The tall, communal space of a gazebo or pergola might be just the thing. Such a structures can provide an enchanting location to lounge and enjoy nature from beneath the shade of its roof. Contrary to what you might think, there are ways to achieve that look that don’t require calling in the services of a carpenter or artisan woodworker and like a piece of furniture, might fit in a box.
What is a gazebo kit?
Maybe you can figure out what it is from the name, but a gazebo kit is the name for a box or several that comes filled with all the materials and instructions you’ll need to build your very own gazebo. It might come with pre-fabricated and assembled parts that need to be joined and put together or it might be more complex and the instructions might call for assembling individual beams and slats one-by-one. You’ll get what you pay for in that respect, and the more intricate the design, the less likely you’ll want to rely on your own skills to put it together. You’re also going to have to have some of your own tools to finish the job, though specialty jobs might come with cheap versions of tools to help finish the job.
Where can I find them?
The short answer for where to look for such a kit would be online. “Big box” home improvement stores certainly may sell them, but even then you’re likely to only be able to place an order for delivery. Depending on the size and materials used, the boxes may not fit in even the largest of personal vehicles, the store may not maintain a stock, and if the price is significant enough, delivery may be built into the price. Your best bet may be to do some shopping around online beforehand anyway.
What do you need?
When shopping for a gazebo kit, decide how much labor you’ll be able to put into its assembly before purchasing. Some kits are work-intensive, arriving with holes pre-drilled in appropriate places but requiring more labor than simply screwing a handful of parts together. Some kits may be much more simple and depending on the materials, might not be truly permanent structures. If you’re looking for something that’s going to stand up to weather exposure and time, then you’ll most likely be in for more work.

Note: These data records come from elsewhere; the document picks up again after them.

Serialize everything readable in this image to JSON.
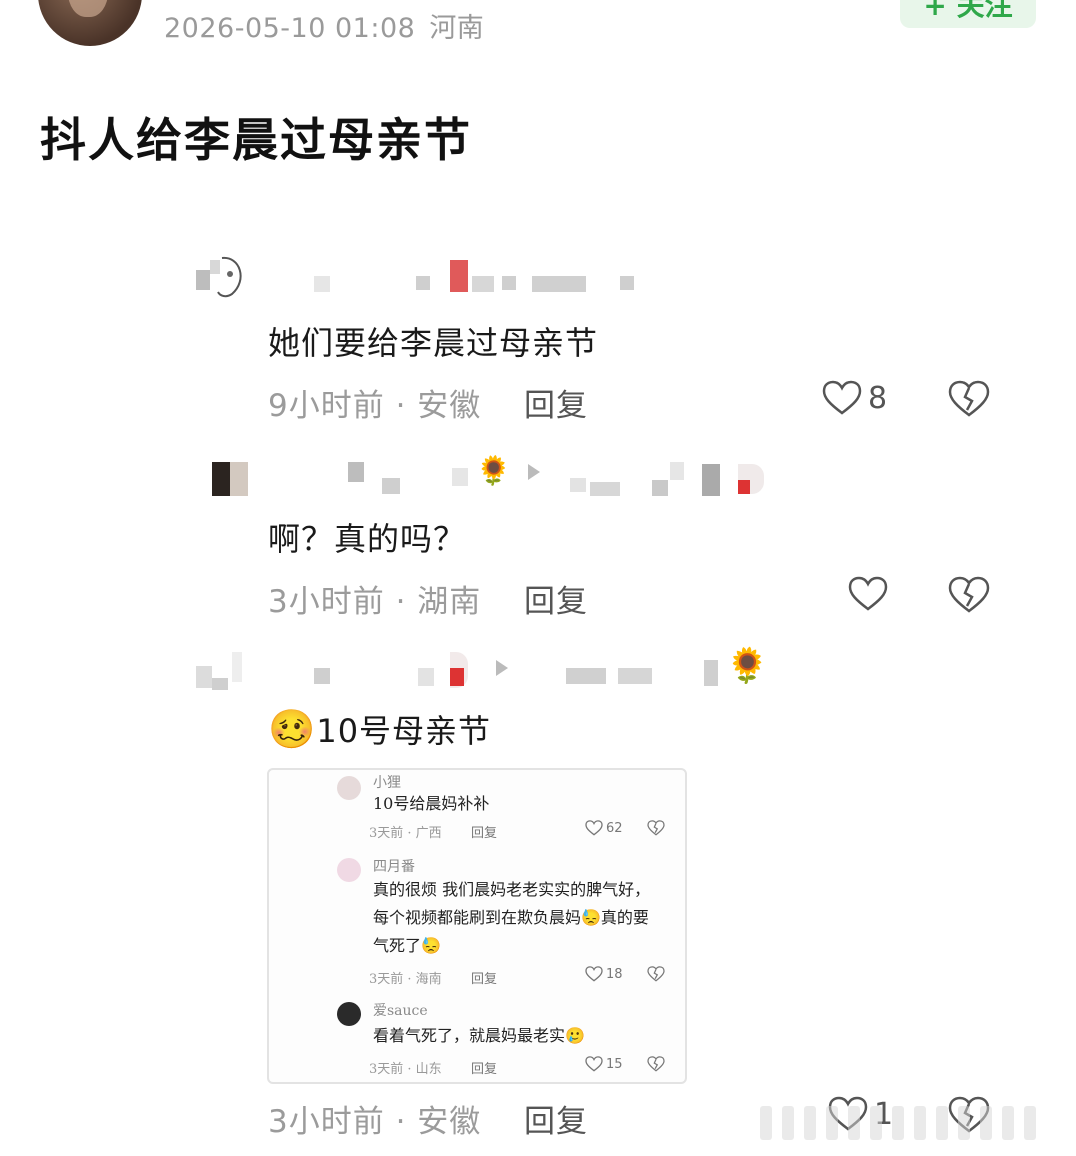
{
  "post": {
    "timestamp": "2026-05-10 01:08",
    "location": "河南",
    "follow_label": "+ 关注",
    "title": "抖人给李晨过母亲节"
  },
  "comments": [
    {
      "text": "她们要给李晨过母亲节",
      "meta": "9小时前 · 安徽",
      "reply": "回复",
      "likes": "8"
    },
    {
      "text": "啊？真的吗？",
      "meta": "3小时前 · 湖南",
      "reply": "回复",
      "likes": ""
    },
    {
      "text": "10号母亲节",
      "emoji": "🥴",
      "meta": "3小时前 · 安徽",
      "reply": "回复",
      "likes": "1"
    }
  ],
  "embedded": {
    "items": [
      {
        "name": "小狸",
        "text": "10号给晨妈补补",
        "meta": "3天前 · 广西",
        "reply": "回复",
        "likes": "62"
      },
      {
        "name": "四月番",
        "text": "真的很烦 我们晨妈老老实实的脾气好，每个视频都能刷到在欺负晨妈😓真的要气死了😓",
        "meta": "3天前 · 海南",
        "reply": "回复",
        "likes": "18"
      },
      {
        "name": "爱sauce",
        "text": "看着气死了，就晨妈最老实🥲",
        "meta": "3天前 · 山东",
        "reply": "回复",
        "likes": "15"
      }
    ]
  },
  "icons": {
    "like": "heart-outline-icon",
    "dislike": "broken-heart-icon",
    "sunflower": "sunflower-icon"
  },
  "colors": {
    "accent_green": "#2fa84a",
    "meta_gray": "#9b9b9b"
  }
}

Before the gazebo kit arrives to your home, prepare the space in your backyard where you’d like to place your new gazebo. It’s best to select a clear, unrooted area that does not have trees near its radius. It’s also wise to check your local building code requirements for outdoor structures before you begin construction of your gazebo to ensure that you will not require a permit. You can be almost sure that if your gazebo is going to connect to the house, you’ll need one. There may also be homeowner association rules to follow in some cases.
When the gazebo kit arrives, open the box and examine the materials to make sure you have every piece you need to assemble your gazebo properly. Though there’s usually a built in overage to account for some of the smaller parts, wood can sometimes be damaged during transport or a key piece of the structure might have an unfortunately placed knot that slipped past quality control. Make sure there aren’t splits and be sure to read the instructions in case there’s some outdoor acclimation that the wood needs to go through before assembly.

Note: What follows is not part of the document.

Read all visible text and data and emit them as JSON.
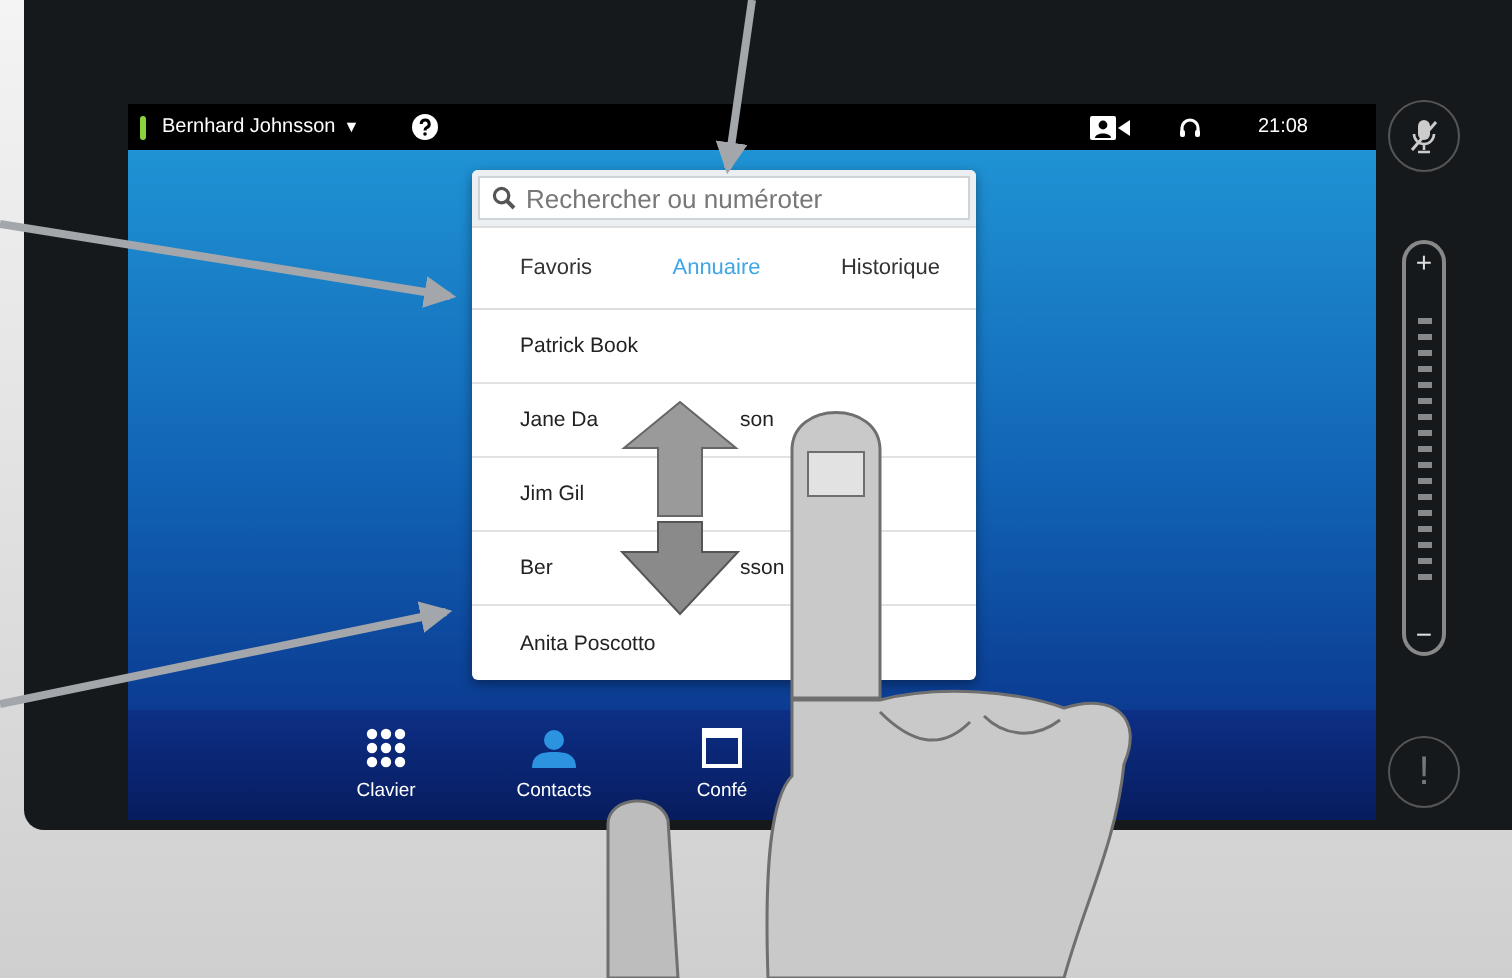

Each kit will be different from the materials used to the instruction steps to put it together. If you’ve got the proper tools and done the proper prepping, most kits (since gazebos are traditionally open on many sides) can be put together in just one afternoon, but it’s a good idea to work with a partner to make the work go more smoothly and to help hold parts together properly for assembly.

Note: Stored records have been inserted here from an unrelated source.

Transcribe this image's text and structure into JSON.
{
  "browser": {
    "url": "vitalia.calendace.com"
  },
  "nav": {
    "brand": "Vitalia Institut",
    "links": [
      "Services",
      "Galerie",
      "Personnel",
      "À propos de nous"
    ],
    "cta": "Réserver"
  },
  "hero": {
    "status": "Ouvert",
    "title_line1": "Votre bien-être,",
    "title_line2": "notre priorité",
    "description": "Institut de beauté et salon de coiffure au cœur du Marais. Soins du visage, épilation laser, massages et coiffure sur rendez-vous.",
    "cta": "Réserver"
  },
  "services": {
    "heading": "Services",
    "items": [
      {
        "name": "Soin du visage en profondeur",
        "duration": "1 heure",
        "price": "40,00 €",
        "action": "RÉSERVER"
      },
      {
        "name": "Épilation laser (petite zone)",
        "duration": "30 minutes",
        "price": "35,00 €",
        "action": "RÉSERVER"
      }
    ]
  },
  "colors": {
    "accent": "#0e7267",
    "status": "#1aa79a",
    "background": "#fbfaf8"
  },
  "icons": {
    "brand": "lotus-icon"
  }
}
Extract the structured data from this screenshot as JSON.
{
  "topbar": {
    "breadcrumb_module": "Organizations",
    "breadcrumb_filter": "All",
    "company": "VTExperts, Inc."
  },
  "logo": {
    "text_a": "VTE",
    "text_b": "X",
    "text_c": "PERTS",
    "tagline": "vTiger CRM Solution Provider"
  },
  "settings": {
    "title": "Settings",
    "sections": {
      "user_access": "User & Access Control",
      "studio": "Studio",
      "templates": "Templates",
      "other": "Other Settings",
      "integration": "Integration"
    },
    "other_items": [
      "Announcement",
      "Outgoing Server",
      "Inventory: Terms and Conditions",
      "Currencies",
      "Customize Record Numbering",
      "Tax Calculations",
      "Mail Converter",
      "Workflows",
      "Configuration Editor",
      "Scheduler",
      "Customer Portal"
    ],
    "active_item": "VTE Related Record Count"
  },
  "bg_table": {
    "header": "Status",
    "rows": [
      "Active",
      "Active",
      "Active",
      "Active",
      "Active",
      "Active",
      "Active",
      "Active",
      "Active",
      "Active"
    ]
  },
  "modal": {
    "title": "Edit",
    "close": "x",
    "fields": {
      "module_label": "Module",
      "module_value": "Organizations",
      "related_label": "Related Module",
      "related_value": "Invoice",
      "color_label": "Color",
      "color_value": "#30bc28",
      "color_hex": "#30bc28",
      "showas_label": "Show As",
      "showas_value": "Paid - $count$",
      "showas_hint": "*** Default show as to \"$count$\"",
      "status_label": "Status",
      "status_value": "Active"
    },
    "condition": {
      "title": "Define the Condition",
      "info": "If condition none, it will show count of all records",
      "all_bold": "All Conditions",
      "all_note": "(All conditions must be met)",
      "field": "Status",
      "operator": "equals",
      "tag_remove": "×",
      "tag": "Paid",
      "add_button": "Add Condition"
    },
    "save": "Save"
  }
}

You can often find additional instructions and tips online for further customization of your new shade structure, but be sure you’re not adding weight to the roof improperly or removing support. There may not be much of a warranty, but it’s the safety of people enjoying it that’s more important.
One nice addition doesn’t often come as part of the simpler kits. Living in an area with a heavy pest problem might make placing screens on the sides a smart idea. Rather than add them yourself, it might be wise to spend the money you saved by putting together the kit on a professional installation. If it’s a less temporary structure, like a canopy or gazebo incorporating fabric, there might be netting attached or as part of a kit option.
Make sure you take climate into account before the final purchase. If it’s hot and humid, wood won’t last without treatment and tropical climes often mean windy weather, so making sure the gazebo doesn’t become a lethal projectile is also something to consider. Some kits may even come with tie downs, but even the best of home jobs might call for a safety check-up when inclement weather looms. If there’s heavy snowfall in the winter where you are, the gazebo you buy should be designed to stand up to it and not collapse under the weight of wintry white stuff. Fabric gazebos may fade and fall apart under constant exposure to salt air and the sun.
In any case, your budget and your needs will determine what’s best to buy, but one thing to consider is a gazebo kit for a quick fix to your backyard boredom blues!